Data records
----------
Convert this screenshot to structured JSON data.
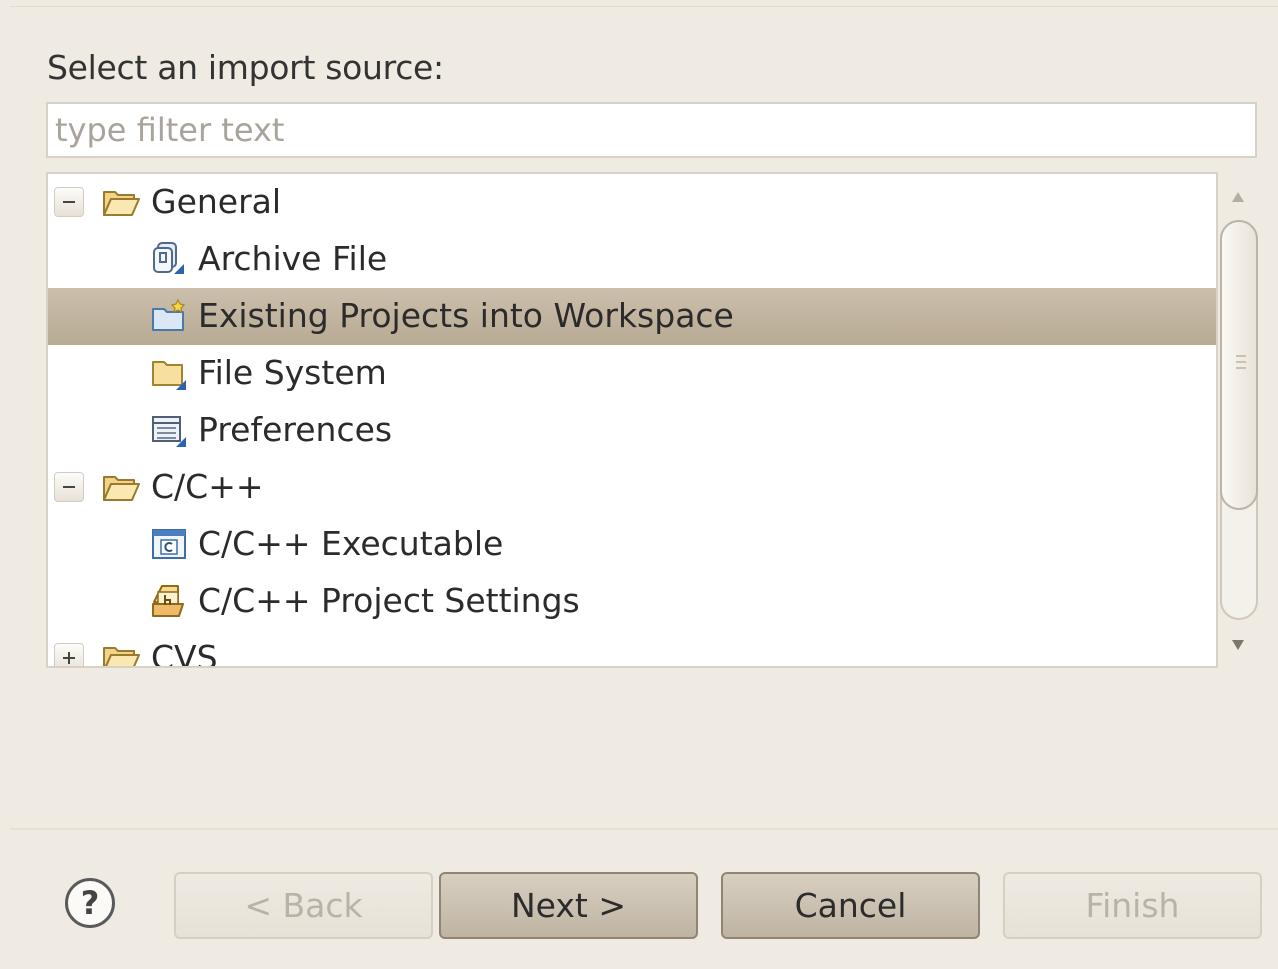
{
  "dialog": {
    "heading": "Select an import source:",
    "filter_placeholder": "type filter text",
    "filter_value": ""
  },
  "tree": {
    "items": [
      {
        "label": "General",
        "type": "category",
        "expanded": true
      },
      {
        "label": "Archive File",
        "type": "wizard",
        "icon": "archive-file-icon"
      },
      {
        "label": "Existing Projects into Workspace",
        "type": "wizard",
        "icon": "existing-projects-icon",
        "selected": true
      },
      {
        "label": "File System",
        "type": "wizard",
        "icon": "file-system-icon"
      },
      {
        "label": "Preferences",
        "type": "wizard",
        "icon": "preferences-icon"
      },
      {
        "label": "C/C++",
        "type": "category",
        "expanded": true
      },
      {
        "label": "C/C++ Executable",
        "type": "wizard",
        "icon": "cpp-executable-icon"
      },
      {
        "label": "C/C++ Project Settings",
        "type": "wizard",
        "icon": "cpp-project-settings-icon"
      },
      {
        "label": "CVS",
        "type": "category",
        "expanded": false
      }
    ]
  },
  "buttons": {
    "help": "?",
    "back": "< Back",
    "next": "Next >",
    "cancel": "Cancel",
    "finish": "Finish"
  },
  "colors": {
    "background": "#f0ebe2",
    "selection": "#c2b6a1",
    "button": "#cdc3b3"
  }
}
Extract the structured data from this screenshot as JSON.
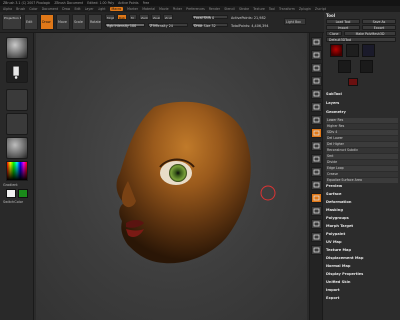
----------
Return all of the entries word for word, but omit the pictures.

Solution –
Convert this screenshot to structured JSON data.
{
  "dialog": {
    "heading": "Select an import source:",
    "filter_placeholder": "type filter text",
    "filter_value": ""
  },
  "tree": {
    "items": [
      {
        "label": "General",
        "type": "category",
        "expanded": true
      },
      {
        "label": "Archive File",
        "type": "wizard",
        "icon": "archive-file-icon"
      },
      {
        "label": "Existing Projects into Workspace",
        "type": "wizard",
        "icon": "existing-projects-icon",
        "selected": true
      },
      {
        "label": "File System",
        "type": "wizard",
        "icon": "file-system-icon"
      },
      {
        "label": "Preferences",
        "type": "wizard",
        "icon": "preferences-icon"
      },
      {
        "label": "C/C++",
        "type": "category",
        "expanded": true
      },
      {
        "label": "C/C++ Executable",
        "type": "wizard",
        "icon": "cpp-executable-icon"
      },
      {
        "label": "C/C++ Project Settings",
        "type": "wizard",
        "icon": "cpp-project-settings-icon"
      },
      {
        "label": "CVS",
        "type": "category",
        "expanded": false
      }
    ]
  },
  "buttons": {
    "help": "?",
    "back": "< Back",
    "next": "Next >",
    "cancel": "Cancel",
    "finish": "Finish"
  },
  "colors": {
    "background": "#f0ebe2",
    "selection": "#c2b6a1",
    "button": "#cdc3b3"
  }
}
Extract the structured data from this screenshot as JSON.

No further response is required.